Cairn Picture

Pen, ink,

Watercolor &

Gold leaf


"Freeze this moment
A little bit longer
Make each sensation
A little bit stronger
Experience slips away..."

I had been itching to work with gold leaf since I had picked up "The Essential Klimpt" at Waldenbook's from the bargain rack.

The pattern on the model's blouse lent itself nicely to my experimentation. The Cairns in the background were an afterthought, inspired by the cover art from Rush's CD "Test For Echo", which I was listening to in the studio at the time.

In the mythology of ancient Greece, cairns were associated with Hermes, the god of overland travel. According to one legend, Hermes was put on trial by Hera for slaying her favorite servant, the monster Argus. All of the other gods acted as a jury, and as a way of declaring their verdict they were given pebbles, and told to throw them at whichever person they deemed to be in the right, Hermes or Hera. Hermes argued so skillfully that he ended up buried under a heap of pebbles, and this was the first cairn.

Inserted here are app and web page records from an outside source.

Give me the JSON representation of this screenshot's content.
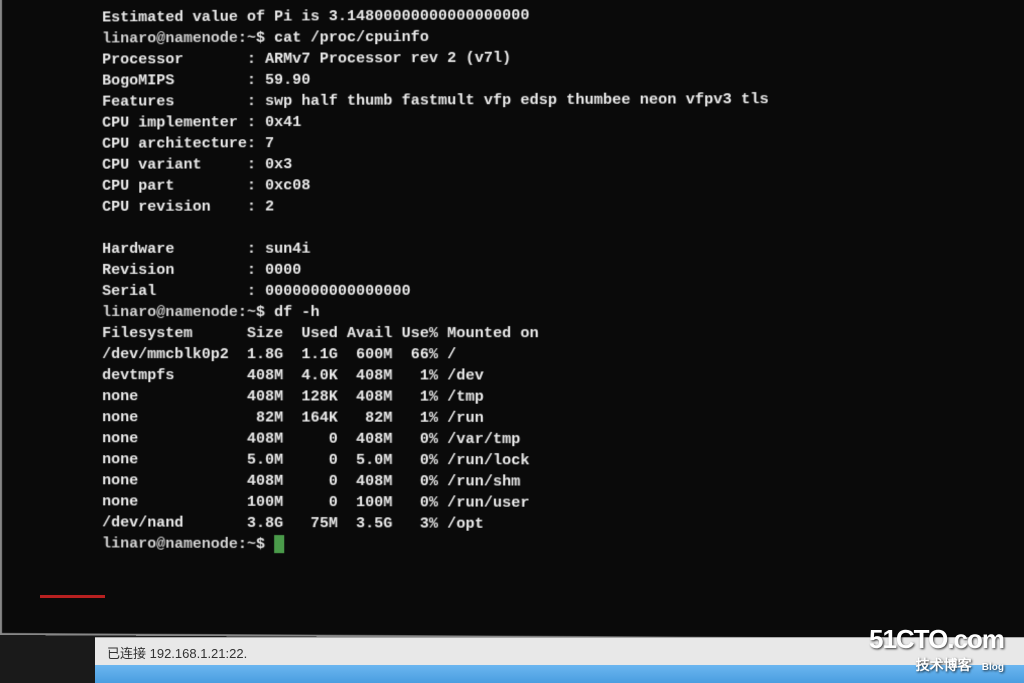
{
  "prev_output": "Estimated value of Pi is 3.14800000000000000000",
  "prompt1": {
    "userhost": "linaro@namenode",
    "path": "~",
    "cmd": "cat /proc/cpuinfo"
  },
  "cpuinfo": {
    "processor": {
      "label": "Processor",
      "value": "ARMv7 Processor rev 2 (v7l)"
    },
    "bogomips": {
      "label": "BogoMIPS",
      "value": "59.90"
    },
    "features": {
      "label": "Features",
      "value": "swp half thumb fastmult vfp edsp thumbee neon vfpv3 tls"
    },
    "cpu_implementer": {
      "label": "CPU implementer",
      "value": "0x41"
    },
    "cpu_architecture": {
      "label": "CPU architecture",
      "value": "7"
    },
    "cpu_variant": {
      "label": "CPU variant",
      "value": "0x3"
    },
    "cpu_part": {
      "label": "CPU part",
      "value": "0xc08"
    },
    "cpu_revision": {
      "label": "CPU revision",
      "value": "2"
    },
    "hardware": {
      "label": "Hardware",
      "value": "sun4i"
    },
    "revision": {
      "label": "Revision",
      "value": "0000"
    },
    "serial": {
      "label": "Serial",
      "value": "0000000000000000"
    }
  },
  "prompt2": {
    "userhost": "linaro@namenode",
    "path": "~",
    "cmd": "df -h"
  },
  "df": {
    "header": {
      "fs": "Filesystem",
      "size": "Size",
      "used": "Used",
      "avail": "Avail",
      "usepct": "Use%",
      "mount": "Mounted on"
    },
    "rows": [
      {
        "fs": "/dev/mmcblk0p2",
        "size": "1.8G",
        "used": "1.1G",
        "avail": "600M",
        "usepct": "66%",
        "mount": "/"
      },
      {
        "fs": "devtmpfs",
        "size": "408M",
        "used": "4.0K",
        "avail": "408M",
        "usepct": "1%",
        "mount": "/dev"
      },
      {
        "fs": "none",
        "size": "408M",
        "used": "128K",
        "avail": "408M",
        "usepct": "1%",
        "mount": "/tmp"
      },
      {
        "fs": "none",
        "size": "82M",
        "used": "164K",
        "avail": "82M",
        "usepct": "1%",
        "mount": "/run"
      },
      {
        "fs": "none",
        "size": "408M",
        "used": "0",
        "avail": "408M",
        "usepct": "0%",
        "mount": "/var/tmp"
      },
      {
        "fs": "none",
        "size": "5.0M",
        "used": "0",
        "avail": "5.0M",
        "usepct": "0%",
        "mount": "/run/lock"
      },
      {
        "fs": "none",
        "size": "408M",
        "used": "0",
        "avail": "408M",
        "usepct": "0%",
        "mount": "/run/shm"
      },
      {
        "fs": "none",
        "size": "100M",
        "used": "0",
        "avail": "100M",
        "usepct": "0%",
        "mount": "/run/user"
      },
      {
        "fs": "/dev/nand",
        "size": "3.8G",
        "used": "75M",
        "avail": "3.5G",
        "usepct": "3%",
        "mount": "/opt"
      }
    ]
  },
  "prompt3": {
    "userhost": "linaro@namenode",
    "path": "~",
    "cmd": ""
  },
  "statusbar": "已连接 192.168.1.21:22.",
  "watermark": {
    "brand": "51CTO.com",
    "sub": "技术博客",
    "blog": "Blog"
  }
}
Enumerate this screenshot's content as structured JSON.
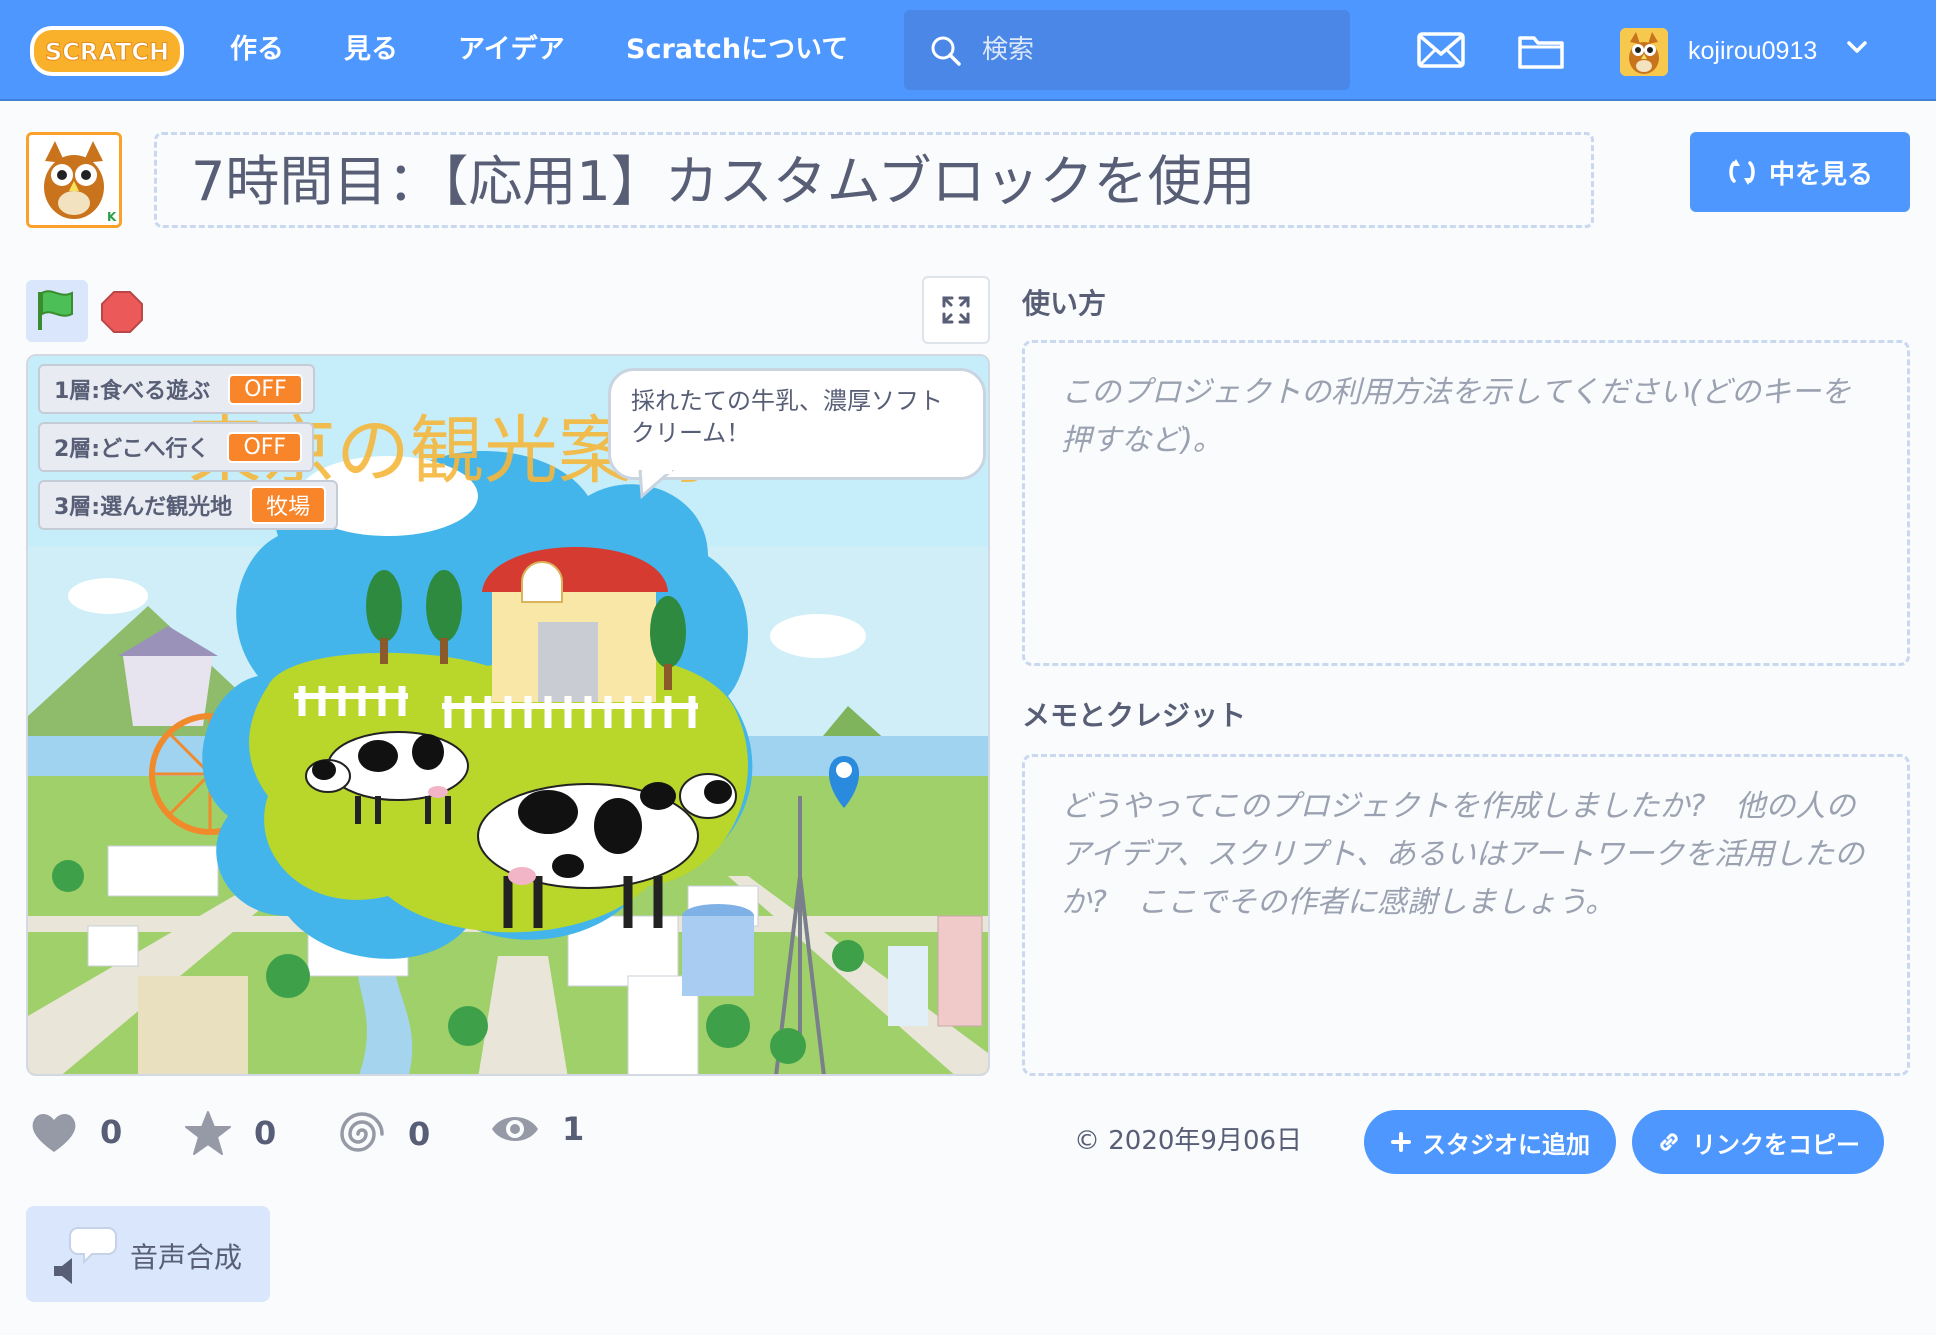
{
  "nav": {
    "logo_text": "SCRATCH",
    "links": [
      "作る",
      "見る",
      "アイデア",
      "Scratchについて"
    ],
    "search_placeholder": "検索",
    "username": "kojirou0913"
  },
  "project": {
    "title": "7時間目：【応用1】カスタムブロックを使用",
    "see_inside_label": "中を見る"
  },
  "stage": {
    "title_text": "東京の観光案内",
    "monitors": [
      {
        "label": "1層:食べる遊ぶ",
        "value": "OFF"
      },
      {
        "label": "2層:どこへ行く",
        "value": "OFF"
      },
      {
        "label": "3層:選んだ観光地",
        "value": "牧場"
      }
    ],
    "speech": "採れたての牛乳、濃厚ソフトクリーム！"
  },
  "instructions": {
    "label": "使い方",
    "placeholder": "このプロジェクトの利用方法を示してください(どのキーを押すなど)。"
  },
  "notes": {
    "label": "メモとクレジット",
    "placeholder": "どうやってこのプロジェクトを作成しましたか?　他の人のアイデア、スクリプト、あるいはアートワークを活用したのか?　ここでその作者に感謝しましょう。"
  },
  "stats": {
    "loves": "0",
    "favorites": "0",
    "remixes": "0",
    "views": "1"
  },
  "date": "© 2020年9月06日",
  "buttons": {
    "add_to_studio": "スタジオに追加",
    "copy_link": "リンクをコピー"
  },
  "extension": {
    "label": "音声合成"
  },
  "colors": {
    "nav_blue": "#4d97ff",
    "monitor_orange": "#f9852a",
    "owl_orange": "#f9a12b"
  }
}
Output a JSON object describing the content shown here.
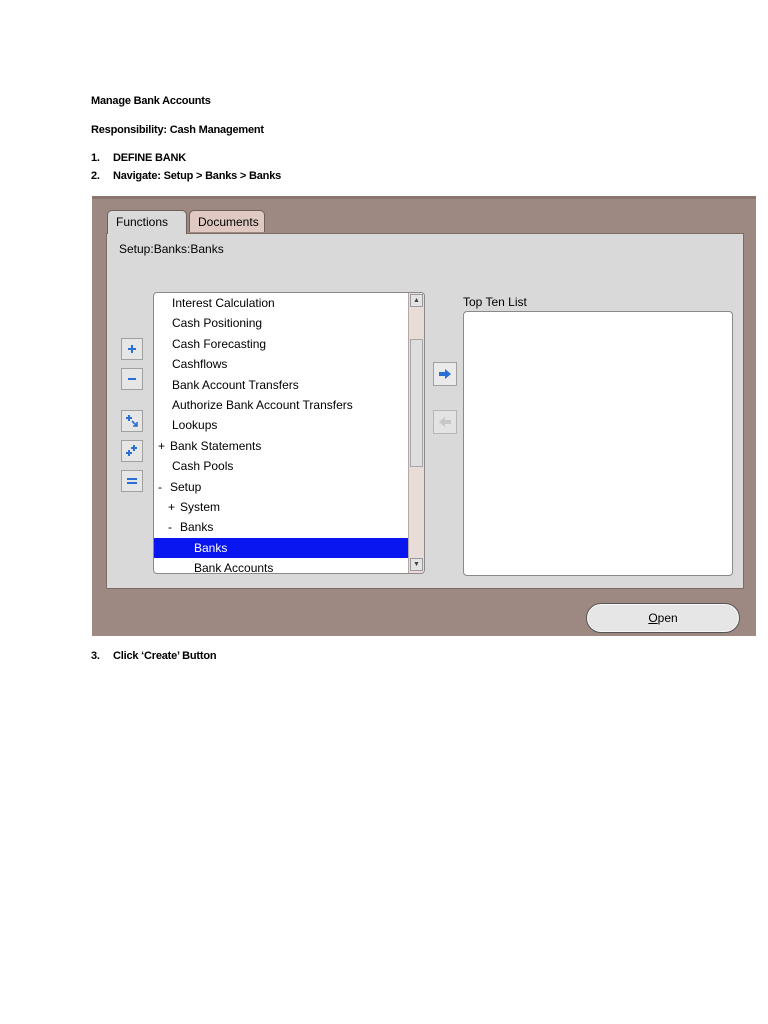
{
  "doc": {
    "title": "Manage Bank Accounts",
    "responsibility": "Responsibility: Cash Management",
    "steps": [
      {
        "num": "1.",
        "text": "DEFINE BANK"
      },
      {
        "num": "2.",
        "text": "Navigate: Setup > Banks > Banks"
      },
      {
        "num": "3.",
        "text": "Click ‘Create’ Button"
      }
    ]
  },
  "window": {
    "tabs": [
      {
        "label": "Functions",
        "active": true
      },
      {
        "label": "Documents",
        "active": false
      }
    ],
    "path": "Setup:Banks:Banks",
    "side_buttons": [
      "expand-icon",
      "collapse-icon",
      "expand-branch-icon",
      "expand-all-icon",
      "collapse-all-icon"
    ],
    "tree": [
      {
        "prefix": "",
        "label": "Interest Calculation"
      },
      {
        "prefix": "",
        "label": "Cash Positioning"
      },
      {
        "prefix": "",
        "label": "Cash Forecasting"
      },
      {
        "prefix": "",
        "label": "Cashflows"
      },
      {
        "prefix": "",
        "label": "Bank Account Transfers"
      },
      {
        "prefix": "",
        "label": "Authorize Bank Account Transfers"
      },
      {
        "prefix": "",
        "label": "Lookups"
      },
      {
        "prefix": "+",
        "label": "Bank Statements"
      },
      {
        "prefix": "",
        "label": "Cash Pools"
      },
      {
        "prefix": "-",
        "label": "Setup"
      },
      {
        "prefix": "+",
        "label": "System"
      },
      {
        "prefix": "-",
        "label": "Banks"
      },
      {
        "prefix": "",
        "label": "Banks",
        "selected": true
      },
      {
        "prefix": "",
        "label": "Bank Accounts"
      }
    ],
    "top_ten_label": "Top Ten List",
    "open_button": {
      "mnemonic": "O",
      "rest": "pen"
    },
    "colors": {
      "selection": "#0a16f0",
      "window_bg": "#9d8882",
      "panel_bg": "#d9d9d9",
      "arrow": "#2a6fd6"
    }
  }
}
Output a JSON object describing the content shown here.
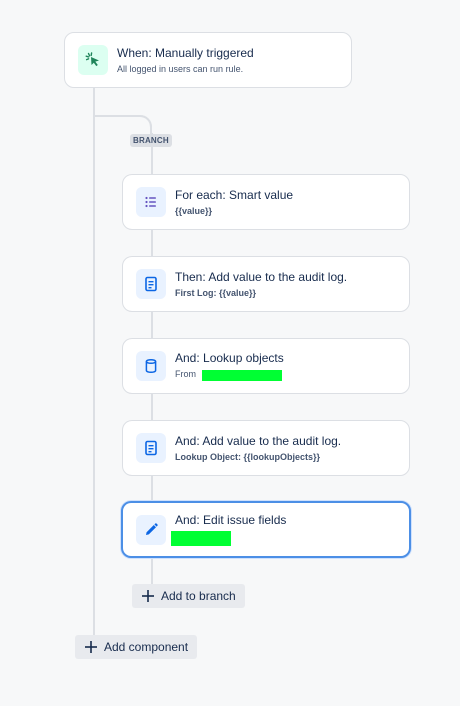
{
  "trigger": {
    "title": "When: Manually triggered",
    "subtitle": "All logged in users can run rule.",
    "icon": "cursor-click-icon"
  },
  "branch": {
    "label": "BRANCH",
    "steps": [
      {
        "title": "For each: Smart value",
        "subtitle": "{{value}}",
        "icon": "list-icon"
      },
      {
        "title": "Then: Add value to the audit log.",
        "subtitle": "First Log: {{value}}",
        "icon": "document-icon"
      },
      {
        "title": "And: Lookup objects",
        "subtitle_prefix": "From",
        "icon": "database-icon"
      },
      {
        "title": "And: Add value to the audit log.",
        "subtitle": "Lookup Object: {{lookupObjects}}",
        "icon": "document-icon"
      },
      {
        "title": "And: Edit issue fields",
        "icon": "pencil-icon"
      }
    ],
    "add_label": "Add to branch"
  },
  "add_component_label": "Add component",
  "colors": {
    "accent": "#4c8fe6",
    "trigger_icon": "#1f845a",
    "action_icon": "#0c66e4",
    "redaction": "#00ff33"
  }
}
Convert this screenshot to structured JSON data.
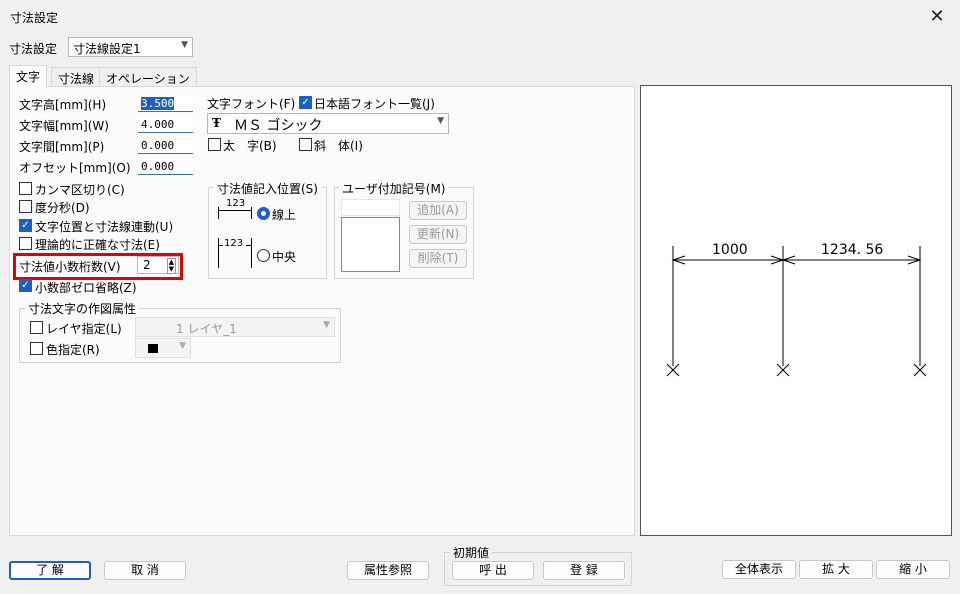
{
  "window": {
    "title": "寸法設定"
  },
  "preset": {
    "label": "寸法設定",
    "value": "寸法線設定1"
  },
  "tabs": [
    "文字",
    "寸法線",
    "オペレーション"
  ],
  "text_tab": {
    "fields": [
      {
        "label": "文字高[mm](H)",
        "value": "3.500"
      },
      {
        "label": "文字幅[mm](W)",
        "value": "4.000"
      },
      {
        "label": "文字間[mm](P)",
        "value": "0.000"
      },
      {
        "label": "オフセット[mm](O)",
        "value": "0.000"
      }
    ],
    "checks": [
      {
        "label": "カンマ区切り(C)",
        "checked": false
      },
      {
        "label": "度分秒(D)",
        "checked": false
      },
      {
        "label": "文字位置と寸法線連動(U)",
        "checked": true
      },
      {
        "label": "理論的に正確な寸法(E)",
        "checked": false
      }
    ],
    "decimal": {
      "label": "寸法値小数桁数(V)",
      "value": "2"
    },
    "zero_omit": {
      "label": "小数部ゼロ省略(Z)",
      "checked": true
    },
    "font_label": "文字フォント(F)",
    "jp_font_list": {
      "label": "日本語フォント一覧(J)",
      "checked": true
    },
    "font_value": "ＭＳ ゴシック",
    "font_icon": "Ŧ",
    "bold": {
      "label": "太　字(B)",
      "checked": false
    },
    "italic": {
      "label": "斜　体(I)",
      "checked": false
    },
    "position_group": {
      "title": "寸法値記入位置(S)",
      "sample": "123",
      "options": [
        {
          "label": "線上",
          "selected": true
        },
        {
          "label": "中央",
          "selected": false
        }
      ]
    },
    "user_symbol_group": {
      "title": "ユーザ付加記号(M)",
      "buttons": [
        "追加(A)",
        "更新(N)",
        "削除(T)"
      ]
    },
    "attr_group": {
      "title": "寸法文字の作図属性",
      "layer": {
        "label": "レイヤ指定(L)",
        "checked": false,
        "value": "1 レイヤ_1"
      },
      "color": {
        "label": "色指定(R)",
        "checked": false,
        "swatch": "#000000"
      }
    }
  },
  "preview": {
    "dim1": "1000",
    "dim2": "1234. 56"
  },
  "footer": {
    "ok": "了 解",
    "cancel": "取 消",
    "attr_ref": "属性参照",
    "init_group": "初期値",
    "recall": "呼 出",
    "register": "登 録",
    "show_all": "全体表示",
    "zoom_in": "拡 大",
    "zoom_out": "縮 小"
  }
}
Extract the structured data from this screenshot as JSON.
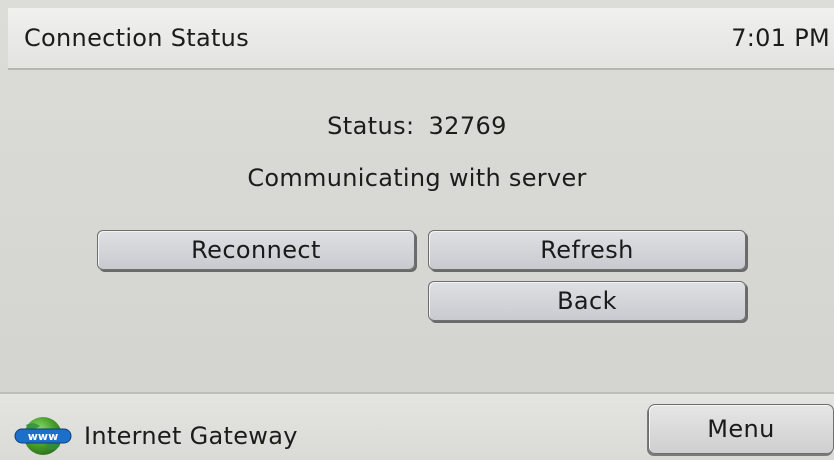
{
  "header": {
    "title": "Connection Status",
    "time": "7:01 PM"
  },
  "status": {
    "label": "Status:",
    "code": "32769",
    "message": "Communicating with server"
  },
  "actions": {
    "reconnect_label": "Reconnect",
    "refresh_label": "Refresh",
    "back_label": "Back"
  },
  "footer": {
    "icon": "globe-www-icon",
    "gateway_label": "Internet Gateway",
    "menu_label": "Menu"
  },
  "colors": {
    "background": "#d6d6d2",
    "header_background": "#e8e8e5",
    "button_face": "#d2d3d7",
    "text": "#1c1c1c",
    "globe_green": "#4aa02c",
    "globe_blue": "#1d6fc9"
  }
}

Obviously my dancer has more of a Gaelic or Celtic feel about her. Chalk it up to my Irish blood and the love of long, flowing hair. I think, in the story I made up for her in my head as I painted this piece, she was a ghost. Like a banshee or will-o-the-wisp. She was more than a little inspired by the conjuring sisters in Tanith Lee's "Kill The Dead".

Kill the dead? How can you slay that which is already slain? Sometimes the dead refuse to stay quiet.
For there are times when the dead have a destiny that must be fulfilled. There are times when those who must walk defy God and Nature to do so; those are times of horror and haunting.
Then one must call the exorcist. There is work for the slayer of ghosts in the backlands of the world. There is work for the Ghost-Killer.
It is the story of two sisters who defied him. One did not belong on this earth, one did. But which was the one he must kill? Which was the one he must silence? Here is the moment caught between the notes of a song. A hauntingly familiar tune.

Author C.E. Murphy owns this original. How cool is that?
Continue Reading: Hera